DATA EXCERPTS:
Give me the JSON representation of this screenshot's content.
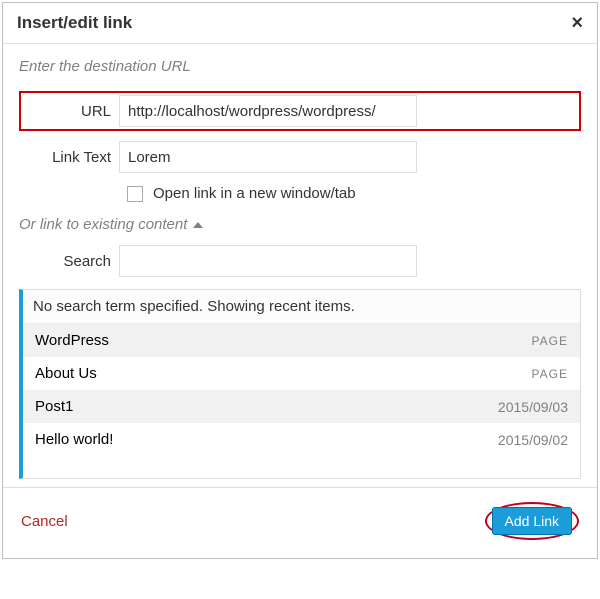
{
  "header": {
    "title": "Insert/edit link",
    "close_symbol": "×"
  },
  "hint": "Enter the destination URL",
  "form": {
    "url_label": "URL",
    "url_value": "http://localhost/wordpress/wordpress/",
    "linktext_label": "Link Text",
    "linktext_value": "Lorem",
    "newtab_label": "Open link in a new window/tab"
  },
  "existing": {
    "toggle_label": "Or link to existing content",
    "search_label": "Search",
    "search_value": "",
    "notice": "No search term specified. Showing recent items.",
    "items": [
      {
        "title": "WordPress",
        "meta": "PAGE",
        "meta_kind": "type",
        "alt": true
      },
      {
        "title": "About Us",
        "meta": "PAGE",
        "meta_kind": "type",
        "alt": false
      },
      {
        "title": "Post1",
        "meta": "2015/09/03",
        "meta_kind": "date",
        "alt": true
      },
      {
        "title": "Hello world!",
        "meta": "2015/09/02",
        "meta_kind": "date",
        "alt": false
      }
    ]
  },
  "footer": {
    "cancel_label": "Cancel",
    "submit_label": "Add Link"
  }
}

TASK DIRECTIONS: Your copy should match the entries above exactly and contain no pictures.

TASK RESPONSE:
Give me the JSON representation of this screenshot's content.
{
  "header": {
    "title": "Insert/edit link",
    "close_symbol": "×"
  },
  "hint": "Enter the destination URL",
  "form": {
    "url_label": "URL",
    "url_value": "http://localhost/wordpress/wordpress/",
    "linktext_label": "Link Text",
    "linktext_value": "Lorem",
    "newtab_label": "Open link in a new window/tab"
  },
  "existing": {
    "toggle_label": "Or link to existing content",
    "search_label": "Search",
    "search_value": "",
    "notice": "No search term specified. Showing recent items.",
    "items": [
      {
        "title": "WordPress",
        "meta": "PAGE",
        "meta_kind": "type",
        "alt": true
      },
      {
        "title": "About Us",
        "meta": "PAGE",
        "meta_kind": "type",
        "alt": false
      },
      {
        "title": "Post1",
        "meta": "2015/09/03",
        "meta_kind": "date",
        "alt": true
      },
      {
        "title": "Hello world!",
        "meta": "2015/09/02",
        "meta_kind": "date",
        "alt": false
      }
    ]
  },
  "footer": {
    "cancel_label": "Cancel",
    "submit_label": "Add Link"
  }
}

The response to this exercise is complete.